A broadband satellite which is recently launched will release a window to the internet for hundreds of thousands of discontinue consumers across Europe. The Hylas-1 satellite will perform as a communicate station for broadband traffic the cost of this satellite is £120 million, which will facilitate inaccessible rural communities to connect with the World Wide Web for the first time. This satellite, Hylas is the first super fast broadband satellite to be launched outside the US. It will be hold into orbit by an Ariane 5 rocket because of be launched from French Guiana.
Britain has participated in this plan and has had a major role in the Hylas project. The satellite’s advancement was partially funded by the UK Space Agency, and Hylas was designed and manufactured for Avanti Communications by the British space company Astrium UK. When Hylas is on-stream, between 150,000 and 300,000 clients at a time will be capable to use it to access fast broadband. Science minister stated that: "Bringing innovative ideas to life need the right mix of professional knowledge, public support and opportunity. Hylas is a great example of how strategic investment in space technology can give way benefits for the wider economy."
Statement of CEO:
David Williams, chief executive of Avanti, said: "This is a milestone day for the several consumers and businesses across Europe who has been disturbed by lack of access to satisfactory broadband; it means that finally there is the opportunity to solve the digital divide. "The launch of our satellite today means that access to broadband in isolated areas is no longer on the far-off perspective."

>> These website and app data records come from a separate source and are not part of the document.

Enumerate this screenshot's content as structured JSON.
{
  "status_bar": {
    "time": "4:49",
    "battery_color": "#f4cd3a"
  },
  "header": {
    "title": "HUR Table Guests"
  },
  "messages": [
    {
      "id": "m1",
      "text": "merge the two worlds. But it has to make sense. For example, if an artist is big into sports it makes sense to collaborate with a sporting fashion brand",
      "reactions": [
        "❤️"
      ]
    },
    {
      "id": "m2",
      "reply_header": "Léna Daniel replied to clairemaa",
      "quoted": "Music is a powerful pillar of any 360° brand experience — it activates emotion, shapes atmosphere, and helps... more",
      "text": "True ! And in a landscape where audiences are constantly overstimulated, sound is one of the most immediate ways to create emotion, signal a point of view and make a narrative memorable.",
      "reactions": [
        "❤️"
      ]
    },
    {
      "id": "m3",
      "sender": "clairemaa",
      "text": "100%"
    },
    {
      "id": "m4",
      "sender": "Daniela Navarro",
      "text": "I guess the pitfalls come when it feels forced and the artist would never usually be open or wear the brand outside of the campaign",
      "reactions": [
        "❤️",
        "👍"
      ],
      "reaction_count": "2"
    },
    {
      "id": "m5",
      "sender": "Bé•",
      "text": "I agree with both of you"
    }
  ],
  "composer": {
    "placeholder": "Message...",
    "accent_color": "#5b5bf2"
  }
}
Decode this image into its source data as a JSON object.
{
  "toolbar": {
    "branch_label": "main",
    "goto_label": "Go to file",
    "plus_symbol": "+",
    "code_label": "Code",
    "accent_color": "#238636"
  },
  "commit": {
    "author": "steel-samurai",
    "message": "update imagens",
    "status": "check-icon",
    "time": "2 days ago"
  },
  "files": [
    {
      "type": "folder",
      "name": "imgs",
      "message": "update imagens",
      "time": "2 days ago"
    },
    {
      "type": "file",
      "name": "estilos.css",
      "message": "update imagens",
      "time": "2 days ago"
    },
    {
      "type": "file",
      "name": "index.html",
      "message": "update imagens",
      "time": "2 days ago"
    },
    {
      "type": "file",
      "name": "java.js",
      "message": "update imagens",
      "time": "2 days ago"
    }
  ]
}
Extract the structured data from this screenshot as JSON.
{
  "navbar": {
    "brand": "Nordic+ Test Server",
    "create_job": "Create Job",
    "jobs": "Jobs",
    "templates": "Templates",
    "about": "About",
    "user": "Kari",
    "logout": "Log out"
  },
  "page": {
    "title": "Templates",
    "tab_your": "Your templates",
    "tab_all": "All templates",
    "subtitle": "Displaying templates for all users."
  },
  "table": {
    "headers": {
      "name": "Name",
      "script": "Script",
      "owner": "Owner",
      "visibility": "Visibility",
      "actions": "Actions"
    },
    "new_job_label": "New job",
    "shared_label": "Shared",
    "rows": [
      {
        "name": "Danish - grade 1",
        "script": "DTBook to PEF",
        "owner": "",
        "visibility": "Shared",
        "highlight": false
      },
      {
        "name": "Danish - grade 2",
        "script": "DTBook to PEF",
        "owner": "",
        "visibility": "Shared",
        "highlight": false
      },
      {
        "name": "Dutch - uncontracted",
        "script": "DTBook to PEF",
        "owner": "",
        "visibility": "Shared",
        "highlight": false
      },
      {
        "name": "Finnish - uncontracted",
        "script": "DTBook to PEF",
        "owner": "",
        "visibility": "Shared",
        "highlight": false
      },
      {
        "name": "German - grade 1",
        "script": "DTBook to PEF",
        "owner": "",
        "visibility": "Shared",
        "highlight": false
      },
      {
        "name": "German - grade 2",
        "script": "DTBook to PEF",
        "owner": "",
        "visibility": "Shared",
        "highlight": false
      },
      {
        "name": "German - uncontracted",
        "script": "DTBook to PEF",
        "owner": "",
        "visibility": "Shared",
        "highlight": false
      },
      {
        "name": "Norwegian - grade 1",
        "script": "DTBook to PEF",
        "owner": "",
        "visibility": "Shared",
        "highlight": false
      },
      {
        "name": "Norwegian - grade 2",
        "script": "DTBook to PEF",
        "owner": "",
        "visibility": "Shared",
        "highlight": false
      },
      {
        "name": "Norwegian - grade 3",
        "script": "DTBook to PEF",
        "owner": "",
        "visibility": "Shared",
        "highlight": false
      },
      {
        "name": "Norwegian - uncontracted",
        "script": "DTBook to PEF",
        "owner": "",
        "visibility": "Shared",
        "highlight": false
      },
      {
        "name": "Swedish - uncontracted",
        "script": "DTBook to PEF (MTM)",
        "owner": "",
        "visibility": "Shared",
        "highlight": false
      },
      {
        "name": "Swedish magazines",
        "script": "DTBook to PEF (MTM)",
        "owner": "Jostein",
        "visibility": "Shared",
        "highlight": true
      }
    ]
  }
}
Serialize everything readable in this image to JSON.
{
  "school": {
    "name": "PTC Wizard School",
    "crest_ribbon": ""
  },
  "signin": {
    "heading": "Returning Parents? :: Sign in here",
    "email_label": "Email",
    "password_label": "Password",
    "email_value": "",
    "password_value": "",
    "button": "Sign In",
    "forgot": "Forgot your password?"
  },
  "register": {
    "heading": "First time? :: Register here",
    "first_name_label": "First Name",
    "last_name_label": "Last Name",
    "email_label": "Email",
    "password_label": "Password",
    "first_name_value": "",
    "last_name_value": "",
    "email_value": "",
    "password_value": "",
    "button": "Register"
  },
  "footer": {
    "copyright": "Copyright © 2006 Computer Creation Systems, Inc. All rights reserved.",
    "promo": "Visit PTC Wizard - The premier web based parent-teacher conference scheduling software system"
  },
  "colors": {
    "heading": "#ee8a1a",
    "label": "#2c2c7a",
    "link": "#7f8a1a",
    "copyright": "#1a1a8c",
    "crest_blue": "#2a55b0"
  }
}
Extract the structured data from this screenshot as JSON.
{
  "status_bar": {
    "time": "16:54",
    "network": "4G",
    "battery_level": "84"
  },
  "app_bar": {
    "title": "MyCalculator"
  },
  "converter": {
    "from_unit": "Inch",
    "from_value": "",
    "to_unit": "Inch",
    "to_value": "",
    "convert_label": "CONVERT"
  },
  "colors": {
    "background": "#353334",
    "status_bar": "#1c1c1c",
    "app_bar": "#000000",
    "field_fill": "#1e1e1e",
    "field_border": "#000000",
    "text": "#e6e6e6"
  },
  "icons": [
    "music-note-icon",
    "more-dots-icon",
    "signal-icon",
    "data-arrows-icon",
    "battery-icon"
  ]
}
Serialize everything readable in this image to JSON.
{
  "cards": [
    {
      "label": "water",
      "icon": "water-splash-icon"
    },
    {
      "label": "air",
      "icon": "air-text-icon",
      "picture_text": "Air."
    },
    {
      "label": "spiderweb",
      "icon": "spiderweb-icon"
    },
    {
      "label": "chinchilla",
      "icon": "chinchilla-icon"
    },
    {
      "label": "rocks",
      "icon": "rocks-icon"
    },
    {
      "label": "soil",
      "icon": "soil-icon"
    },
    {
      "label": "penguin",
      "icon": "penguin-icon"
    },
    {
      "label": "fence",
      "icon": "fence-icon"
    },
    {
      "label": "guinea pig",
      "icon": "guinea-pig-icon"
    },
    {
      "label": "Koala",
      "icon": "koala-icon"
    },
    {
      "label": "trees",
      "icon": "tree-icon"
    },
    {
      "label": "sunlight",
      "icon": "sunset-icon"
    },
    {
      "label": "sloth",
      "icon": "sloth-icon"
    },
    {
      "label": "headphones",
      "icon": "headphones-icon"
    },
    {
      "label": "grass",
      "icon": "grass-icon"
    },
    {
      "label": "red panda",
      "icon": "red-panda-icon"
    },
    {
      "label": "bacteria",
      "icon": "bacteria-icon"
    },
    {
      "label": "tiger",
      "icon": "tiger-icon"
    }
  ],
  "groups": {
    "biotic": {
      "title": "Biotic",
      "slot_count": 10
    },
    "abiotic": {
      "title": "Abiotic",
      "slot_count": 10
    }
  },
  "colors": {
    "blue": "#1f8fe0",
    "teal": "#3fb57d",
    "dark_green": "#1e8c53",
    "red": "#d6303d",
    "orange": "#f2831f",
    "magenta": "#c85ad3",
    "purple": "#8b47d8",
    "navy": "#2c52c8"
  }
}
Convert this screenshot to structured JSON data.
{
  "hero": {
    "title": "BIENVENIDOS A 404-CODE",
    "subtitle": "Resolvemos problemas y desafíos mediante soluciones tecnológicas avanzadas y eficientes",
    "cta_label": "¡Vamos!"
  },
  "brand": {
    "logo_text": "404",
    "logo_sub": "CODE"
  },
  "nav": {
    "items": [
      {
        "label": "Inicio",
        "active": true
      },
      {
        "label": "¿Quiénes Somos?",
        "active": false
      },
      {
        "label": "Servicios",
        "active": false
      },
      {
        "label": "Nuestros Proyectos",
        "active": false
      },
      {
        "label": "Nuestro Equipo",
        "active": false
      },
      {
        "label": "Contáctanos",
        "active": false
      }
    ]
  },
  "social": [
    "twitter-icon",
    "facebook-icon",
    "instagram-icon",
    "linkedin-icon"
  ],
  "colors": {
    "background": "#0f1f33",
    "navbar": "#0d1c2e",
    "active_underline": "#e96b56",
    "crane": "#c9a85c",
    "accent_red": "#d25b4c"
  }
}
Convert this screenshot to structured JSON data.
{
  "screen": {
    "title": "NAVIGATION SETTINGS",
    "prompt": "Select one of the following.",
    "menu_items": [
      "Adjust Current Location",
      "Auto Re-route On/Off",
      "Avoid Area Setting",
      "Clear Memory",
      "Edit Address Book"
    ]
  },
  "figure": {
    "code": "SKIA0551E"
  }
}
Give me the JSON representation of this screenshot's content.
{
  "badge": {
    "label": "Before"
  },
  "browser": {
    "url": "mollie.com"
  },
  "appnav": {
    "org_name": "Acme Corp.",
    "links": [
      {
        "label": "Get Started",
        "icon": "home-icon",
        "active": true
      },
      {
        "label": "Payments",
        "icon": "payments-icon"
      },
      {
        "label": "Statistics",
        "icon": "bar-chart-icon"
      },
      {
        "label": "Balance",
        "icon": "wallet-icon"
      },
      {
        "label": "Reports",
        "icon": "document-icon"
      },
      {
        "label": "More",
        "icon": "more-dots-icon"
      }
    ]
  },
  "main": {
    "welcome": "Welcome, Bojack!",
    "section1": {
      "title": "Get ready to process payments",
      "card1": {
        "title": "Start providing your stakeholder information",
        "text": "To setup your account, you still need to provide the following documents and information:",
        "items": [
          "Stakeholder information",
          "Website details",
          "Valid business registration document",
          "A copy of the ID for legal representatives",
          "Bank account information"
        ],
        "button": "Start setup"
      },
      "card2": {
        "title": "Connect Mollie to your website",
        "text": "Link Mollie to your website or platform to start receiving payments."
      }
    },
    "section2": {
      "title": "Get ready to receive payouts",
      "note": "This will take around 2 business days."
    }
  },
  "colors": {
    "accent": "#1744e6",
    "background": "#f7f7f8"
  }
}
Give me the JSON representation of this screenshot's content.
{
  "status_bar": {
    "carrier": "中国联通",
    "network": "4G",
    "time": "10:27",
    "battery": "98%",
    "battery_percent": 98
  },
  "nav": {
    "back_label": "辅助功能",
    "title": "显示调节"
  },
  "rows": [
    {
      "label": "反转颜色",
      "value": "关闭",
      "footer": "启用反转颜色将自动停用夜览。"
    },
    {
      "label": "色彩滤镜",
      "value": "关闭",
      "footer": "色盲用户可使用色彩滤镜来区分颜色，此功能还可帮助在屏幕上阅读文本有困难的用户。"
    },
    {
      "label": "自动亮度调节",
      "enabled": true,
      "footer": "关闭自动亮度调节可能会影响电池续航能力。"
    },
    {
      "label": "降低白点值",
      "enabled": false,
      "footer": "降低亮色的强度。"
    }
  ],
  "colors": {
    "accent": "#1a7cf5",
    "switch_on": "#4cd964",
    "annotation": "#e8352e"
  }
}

A second satellite, Hylas-2, to be launched in 2012, is now at a superior phase of development. It will provide additional coverage across Europe as well as a path in the Middle East and parts of Africa. Both the satellites will have a aptitude of one million consumers.